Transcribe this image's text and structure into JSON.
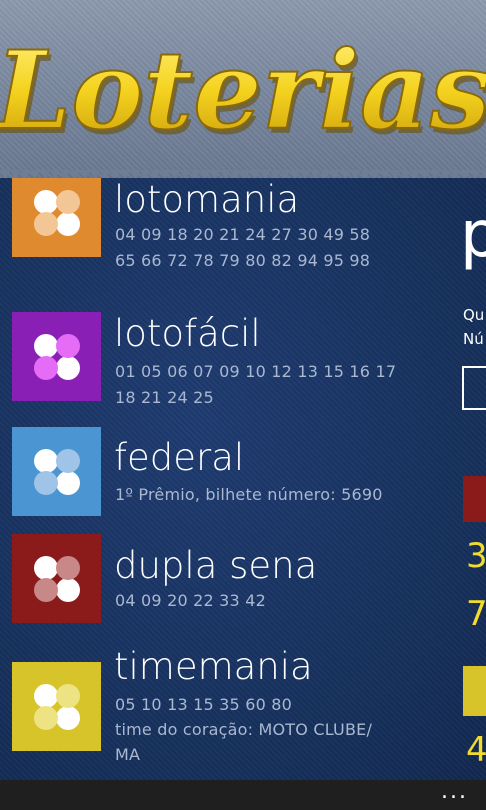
{
  "header": {
    "title": "Loterias"
  },
  "colors": {
    "lotomania": "#e08a30",
    "lotofacil": "#8a1fb6",
    "federal": "#4a95d2",
    "dupla_sena": "#8b1a1a",
    "timemania": "#d6c42a",
    "title_yellow": "#f4d21e"
  },
  "lotteries": [
    {
      "name": "lotomania",
      "line1": "04 09 18 20 21 24 27 30 49 58",
      "line2": "65 66 72 78 79 80 82 94 95 98",
      "icon": "clover-icon"
    },
    {
      "name": "lotofácil",
      "line1": "01 05 06 07 09 10 12 13 15 16 17",
      "line2": "18 21 24 25",
      "icon": "clover-icon"
    },
    {
      "name": "federal",
      "line1": "1º Prêmio, bilhete número: 5690",
      "icon": "clover-icon"
    },
    {
      "name": "dupla sena",
      "line1": " 04 09 20 22 33 42",
      "icon": "clover-icon"
    },
    {
      "name": "timemania",
      "line1": " 05 10 13 15 35 60 80",
      "line2": "time do coração: MOTO CLUBE/",
      "line3": "MA",
      "icon": "clover-icon"
    }
  ],
  "right_panel": {
    "heading": "p",
    "line_q": "Qu",
    "line_n": "Nú",
    "num1": "3",
    "num2": "7",
    "num3": "4"
  },
  "appbar": {
    "more": "..."
  }
}
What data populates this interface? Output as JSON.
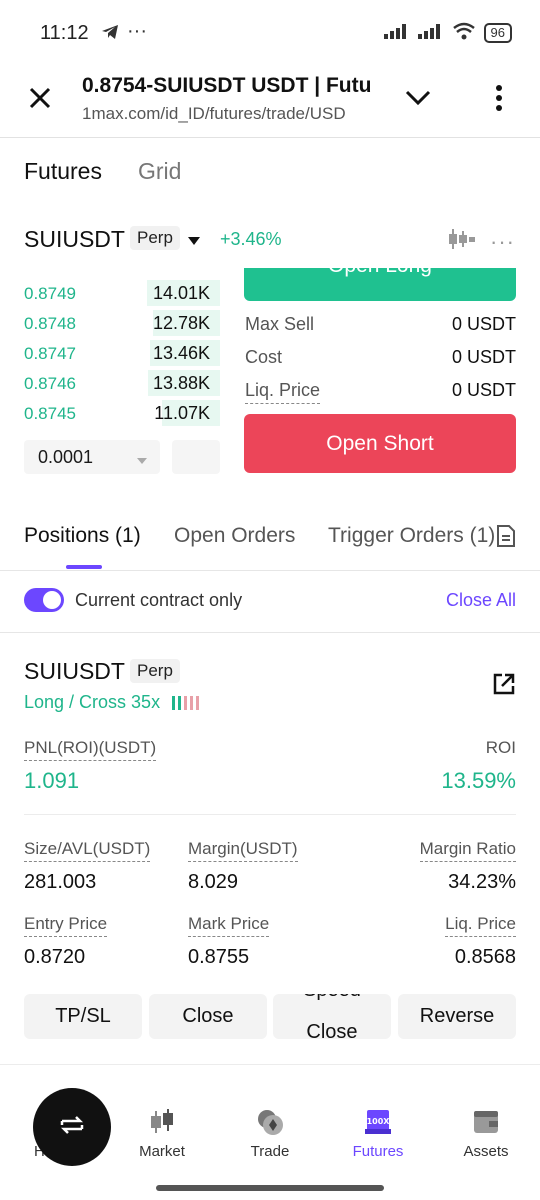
{
  "status": {
    "time": "11:12",
    "dots": "···",
    "battery": "96"
  },
  "browser": {
    "title": "0.8754-SUIUSDT USDT | Futu",
    "url": "1max.com/id_ID/futures/trade/USD"
  },
  "tabs": {
    "futures": "Futures",
    "grid": "Grid"
  },
  "ticker": {
    "symbol": "SUIUSDT",
    "badge": "Perp",
    "change": "+3.46%"
  },
  "orderbook": {
    "bids": [
      {
        "price": "0.8749",
        "size": "14.01K",
        "depth": 0.73
      },
      {
        "price": "0.8748",
        "size": "12.78K",
        "depth": 0.67
      },
      {
        "price": "0.8747",
        "size": "13.46K",
        "depth": 0.7
      },
      {
        "price": "0.8746",
        "size": "13.88K",
        "depth": 0.72
      },
      {
        "price": "0.8745",
        "size": "11.07K",
        "depth": 0.58
      }
    ],
    "precision": "0.0001"
  },
  "trade": {
    "open_long": "Open Long",
    "max_sell_label": "Max Sell",
    "max_sell_value": "0 USDT",
    "cost_label": "Cost",
    "cost_value": "0 USDT",
    "liq_label": "Liq. Price",
    "liq_value": "0 USDT",
    "open_short": "Open Short"
  },
  "position_tabs": {
    "positions": "Positions (1)",
    "open_orders": "Open Orders",
    "trigger_orders": "Trigger Orders (1)"
  },
  "filter": {
    "current_only": "Current contract only",
    "close_all": "Close All"
  },
  "position": {
    "symbol": "SUIUSDT",
    "badge": "Perp",
    "mode": "Long / Cross 35x",
    "pnl_label": "PNL(ROI)(USDT)",
    "pnl_value": "1.091",
    "roi_label": "ROI",
    "roi_value": "13.59%",
    "size_label": "Size/AVL(USDT)",
    "size_value": "281.003",
    "margin_label": "Margin(USDT)",
    "margin_value": "8.029",
    "ratio_label": "Margin Ratio",
    "ratio_value": "34.23%",
    "entry_label": "Entry Price",
    "entry_value": "0.8720",
    "mark_label": "Mark Price",
    "mark_value": "0.8755",
    "liq_label": "Liq. Price",
    "liq_value": "0.8568"
  },
  "actions": {
    "tpsl": "TP/SL",
    "close": "Close",
    "speed_close": "Speed Close",
    "reverse": "Reverse"
  },
  "nav": {
    "home": "Home",
    "market": "Market",
    "trade": "Trade",
    "futures": "Futures",
    "assets": "Assets"
  },
  "colors": {
    "green": "#1fb58b",
    "red": "#e8435a",
    "purple": "#6c47ff",
    "depth": "#e7f8f1"
  }
}
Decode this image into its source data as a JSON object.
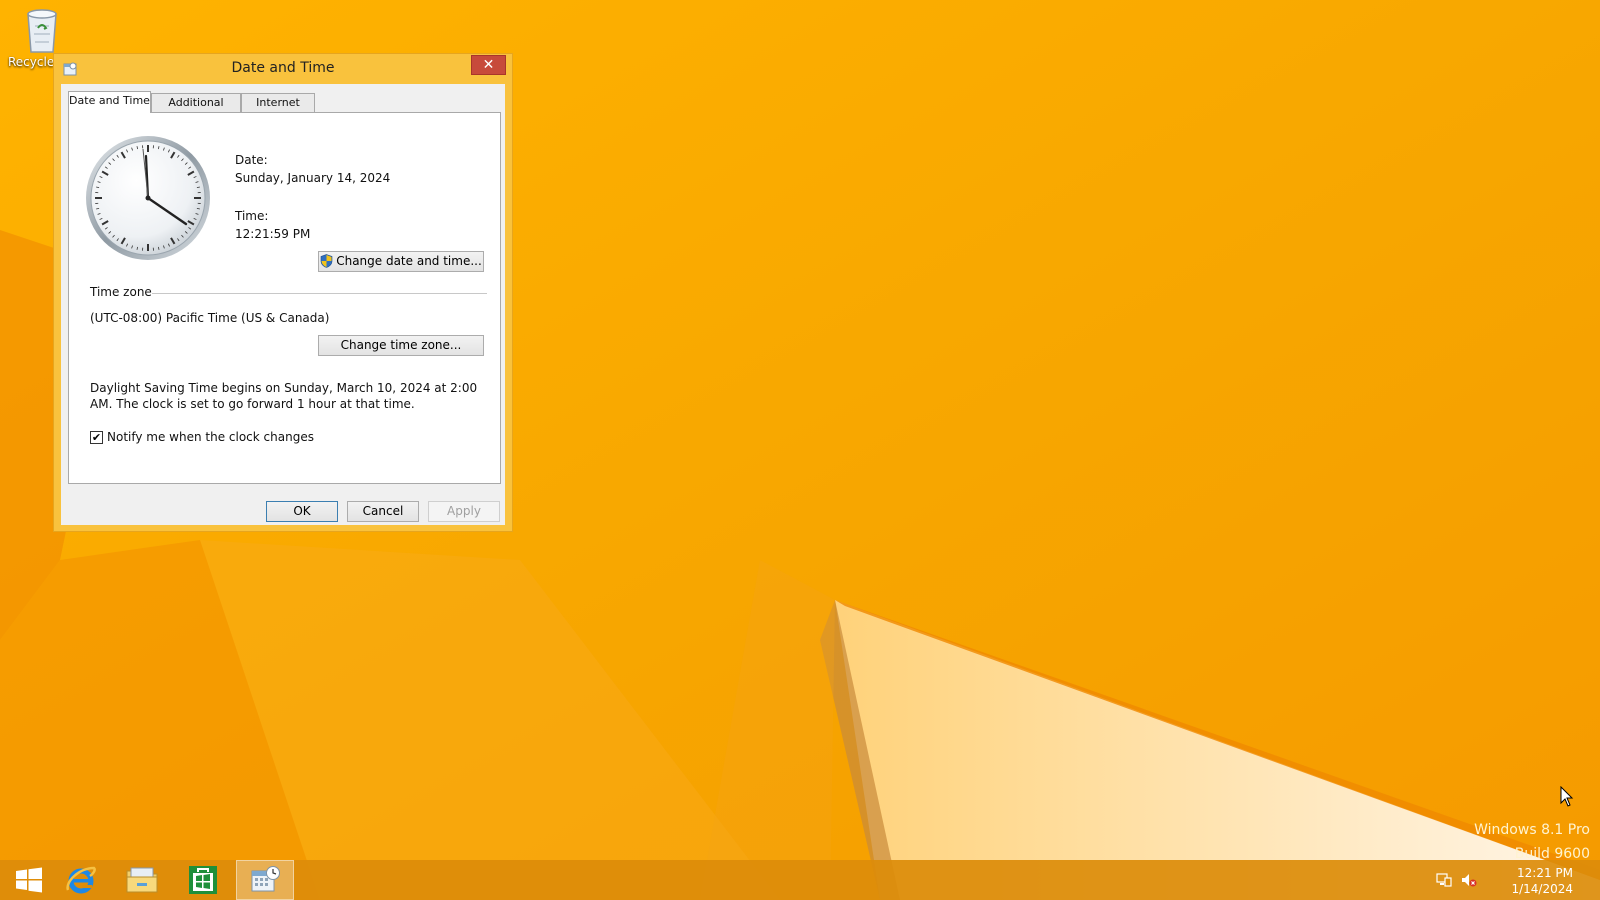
{
  "desktop": {
    "recycle_bin_label": "Recycle",
    "watermark": {
      "line1": "Windows 8.1 Pro",
      "line2": "Build 9600"
    }
  },
  "dialog": {
    "title": "Date and Time",
    "close_glyph": "✕",
    "tabs": [
      {
        "label": "Date and Time",
        "active": true
      },
      {
        "label": "Additional Clocks",
        "active": false
      },
      {
        "label": "Internet Time",
        "active": false
      }
    ],
    "date_label": "Date:",
    "date_value": "Sunday, January 14, 2024",
    "time_label": "Time:",
    "time_value": "12:21:59 PM",
    "change_date_button": "Change date and time...",
    "timezone_heading": "Time zone",
    "timezone_value": "(UTC-08:00) Pacific Time (US & Canada)",
    "change_timezone_button": "Change time zone...",
    "dst_info": "Daylight Saving Time begins on Sunday, March 10, 2024 at 2:00 AM. The clock is set to go forward 1 hour at that time.",
    "notify_checkbox": {
      "label": "Notify me when the clock changes",
      "checked": true,
      "glyph": "✔"
    },
    "buttons": {
      "ok": "OK",
      "cancel": "Cancel",
      "apply": "Apply"
    }
  },
  "taskbar": {
    "items": [
      "start-icon",
      "internet-explorer-icon",
      "file-explorer-icon",
      "store-icon",
      "date-time-app-icon"
    ],
    "active_item": "date-time-app-icon",
    "tray": {
      "icons": [
        "network-icon",
        "volume-muted-icon"
      ],
      "time": "12:21 PM",
      "date": "1/14/2024"
    }
  },
  "colors": {
    "desktop_accent": "#f7a400",
    "window_frame": "#f9c23d",
    "close_button": "#c74a3b",
    "taskbar": "#dc8c0a"
  }
}
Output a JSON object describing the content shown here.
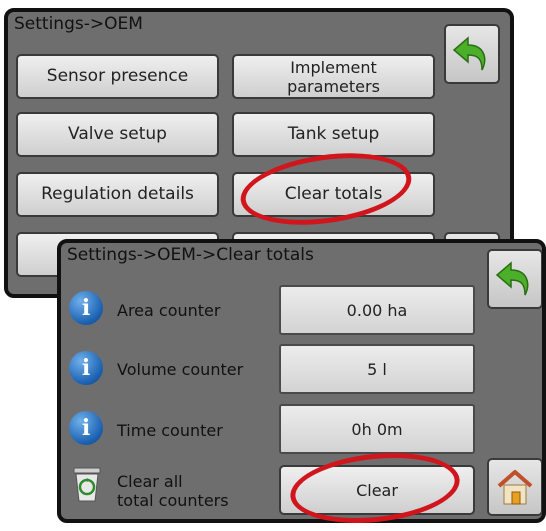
{
  "back_screen": {
    "title": "Settings->OEM",
    "buttons": {
      "sensor_presence": "Sensor presence",
      "implement_parameters_line1": "Implement",
      "implement_parameters_line2": "parameters",
      "valve_setup": "Valve setup",
      "tank_setup": "Tank setup",
      "regulation_details": "Regulation details",
      "clear_totals": "Clear totals"
    },
    "back_icon": "back-arrow-icon"
  },
  "front_screen": {
    "title": "Settings->OEM->Clear totals",
    "rows": [
      {
        "label": "Area counter",
        "value": "0.00 ha",
        "icon": "info-icon"
      },
      {
        "label": "Volume counter",
        "value": "5 l",
        "icon": "info-icon"
      },
      {
        "label": "Time counter",
        "value": "0h 0m",
        "icon": "info-icon"
      }
    ],
    "clear_label_line1": "Clear all",
    "clear_label_line2": "total counters",
    "clear_button": "Clear",
    "clear_icon": "recycle-bin-icon",
    "back_icon": "back-arrow-icon",
    "home_icon": "home-icon"
  },
  "colors": {
    "highlight": "#d0161c",
    "screen_bg": "#6e6e6e",
    "info_blue": "#1a5fb0",
    "arrow_green": "#4caf2a"
  }
}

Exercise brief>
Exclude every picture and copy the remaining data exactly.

Solved exercise>
Transcribe this image's text and structure into JSON.
{
  "header": {
    "title": "Loterias"
  },
  "colors": {
    "lotomania": "#e08a30",
    "lotofacil": "#8a1fb6",
    "federal": "#4a95d2",
    "dupla_sena": "#8b1a1a",
    "timemania": "#d6c42a",
    "title_yellow": "#f4d21e"
  },
  "lotteries": [
    {
      "name": "lotomania",
      "line1": "04 09 18 20 21 24 27 30 49 58",
      "line2": "65 66 72 78 79 80 82 94 95 98",
      "icon": "clover-icon"
    },
    {
      "name": "lotofácil",
      "line1": "01 05 06 07 09 10 12 13 15 16 17",
      "line2": "18 21 24 25",
      "icon": "clover-icon"
    },
    {
      "name": "federal",
      "line1": "1º Prêmio, bilhete número: 5690",
      "icon": "clover-icon"
    },
    {
      "name": "dupla sena",
      "line1": " 04 09 20 22 33 42",
      "icon": "clover-icon"
    },
    {
      "name": "timemania",
      "line1": " 05 10 13 15 35 60 80",
      "line2": "time do coração: MOTO CLUBE/",
      "line3": "MA",
      "icon": "clover-icon"
    }
  ],
  "right_panel": {
    "heading": "p",
    "line_q": "Qu",
    "line_n": "Nú",
    "num1": "3",
    "num2": "7",
    "num3": "4"
  },
  "appbar": {
    "more": "..."
  }
}
What data populates this interface? Output as JSON.
{
  "status": {
    "time": "11:12",
    "dots": "···",
    "battery": "96"
  },
  "browser": {
    "title": "0.8754-SUIUSDT USDT | Futu",
    "url": "1max.com/id_ID/futures/trade/USD"
  },
  "tabs": {
    "futures": "Futures",
    "grid": "Grid"
  },
  "ticker": {
    "symbol": "SUIUSDT",
    "badge": "Perp",
    "change": "+3.46%"
  },
  "orderbook": {
    "bids": [
      {
        "price": "0.8749",
        "size": "14.01K",
        "depth": 0.73
      },
      {
        "price": "0.8748",
        "size": "12.78K",
        "depth": 0.67
      },
      {
        "price": "0.8747",
        "size": "13.46K",
        "depth": 0.7
      },
      {
        "price": "0.8746",
        "size": "13.88K",
        "depth": 0.72
      },
      {
        "price": "0.8745",
        "size": "11.07K",
        "depth": 0.58
      }
    ],
    "precision": "0.0001"
  },
  "trade": {
    "open_long": "Open Long",
    "max_sell_label": "Max Sell",
    "max_sell_value": "0 USDT",
    "cost_label": "Cost",
    "cost_value": "0 USDT",
    "liq_label": "Liq. Price",
    "liq_value": "0 USDT",
    "open_short": "Open Short"
  },
  "position_tabs": {
    "positions": "Positions (1)",
    "open_orders": "Open Orders",
    "trigger_orders": "Trigger Orders (1)"
  },
  "filter": {
    "current_only": "Current contract only",
    "close_all": "Close All"
  },
  "position": {
    "symbol": "SUIUSDT",
    "badge": "Perp",
    "mode": "Long / Cross 35x",
    "pnl_label": "PNL(ROI)(USDT)",
    "pnl_value": "1.091",
    "roi_label": "ROI",
    "roi_value": "13.59%",
    "size_label": "Size/AVL(USDT)",
    "size_value": "281.003",
    "margin_label": "Margin(USDT)",
    "margin_value": "8.029",
    "ratio_label": "Margin Ratio",
    "ratio_value": "34.23%",
    "entry_label": "Entry Price",
    "entry_value": "0.8720",
    "mark_label": "Mark Price",
    "mark_value": "0.8755",
    "liq_label": "Liq. Price",
    "liq_value": "0.8568"
  },
  "actions": {
    "tpsl": "TP/SL",
    "close": "Close",
    "speed_close": "Speed Close",
    "reverse": "Reverse"
  },
  "nav": {
    "home": "Home",
    "market": "Market",
    "trade": "Trade",
    "futures": "Futures",
    "assets": "Assets"
  },
  "colors": {
    "green": "#1fb58b",
    "red": "#e8435a",
    "purple": "#6c47ff",
    "depth": "#e7f8f1"
  }
}
Decode this image into its source data as a JSON object.
{
  "desktop": {
    "recycle_bin_label": "Recycle",
    "watermark": {
      "line1": "Windows 8.1 Pro",
      "line2": "Build 9600"
    }
  },
  "dialog": {
    "title": "Date and Time",
    "close_glyph": "✕",
    "tabs": [
      {
        "label": "Date and Time",
        "active": true
      },
      {
        "label": "Additional Clocks",
        "active": false
      },
      {
        "label": "Internet Time",
        "active": false
      }
    ],
    "date_label": "Date:",
    "date_value": "Sunday, January 14, 2024",
    "time_label": "Time:",
    "time_value": "12:21:59 PM",
    "change_date_button": "Change date and time...",
    "timezone_heading": "Time zone",
    "timezone_value": "(UTC-08:00) Pacific Time (US & Canada)",
    "change_timezone_button": "Change time zone...",
    "dst_info": "Daylight Saving Time begins on Sunday, March 10, 2024 at 2:00 AM. The clock is set to go forward 1 hour at that time.",
    "notify_checkbox": {
      "label": "Notify me when the clock changes",
      "checked": true,
      "glyph": "✔"
    },
    "buttons": {
      "ok": "OK",
      "cancel": "Cancel",
      "apply": "Apply"
    }
  },
  "taskbar": {
    "items": [
      "start-icon",
      "internet-explorer-icon",
      "file-explorer-icon",
      "store-icon",
      "date-time-app-icon"
    ],
    "active_item": "date-time-app-icon",
    "tray": {
      "icons": [
        "network-icon",
        "volume-muted-icon"
      ],
      "time": "12:21 PM",
      "date": "1/14/2024"
    }
  },
  "colors": {
    "desktop_accent": "#f7a400",
    "window_frame": "#f9c23d",
    "close_button": "#c74a3b",
    "taskbar": "#dc8c0a"
  }
}
Output a JSON object describing the content shown here.
{
  "back_screen": {
    "title": "Settings->OEM",
    "buttons": {
      "sensor_presence": "Sensor presence",
      "implement_parameters_line1": "Implement",
      "implement_parameters_line2": "parameters",
      "valve_setup": "Valve setup",
      "tank_setup": "Tank setup",
      "regulation_details": "Regulation details",
      "clear_totals": "Clear totals"
    },
    "back_icon": "back-arrow-icon"
  },
  "front_screen": {
    "title": "Settings->OEM->Clear totals",
    "rows": [
      {
        "label": "Area counter",
        "value": "0.00 ha",
        "icon": "info-icon"
      },
      {
        "label": "Volume counter",
        "value": "5 l",
        "icon": "info-icon"
      },
      {
        "label": "Time counter",
        "value": "0h 0m",
        "icon": "info-icon"
      }
    ],
    "clear_label_line1": "Clear all",
    "clear_label_line2": "total counters",
    "clear_button": "Clear",
    "clear_icon": "recycle-bin-icon",
    "back_icon": "back-arrow-icon",
    "home_icon": "home-icon"
  },
  "colors": {
    "highlight": "#d0161c",
    "screen_bg": "#6e6e6e",
    "info_blue": "#1a5fb0",
    "arrow_green": "#4caf2a"
  }
}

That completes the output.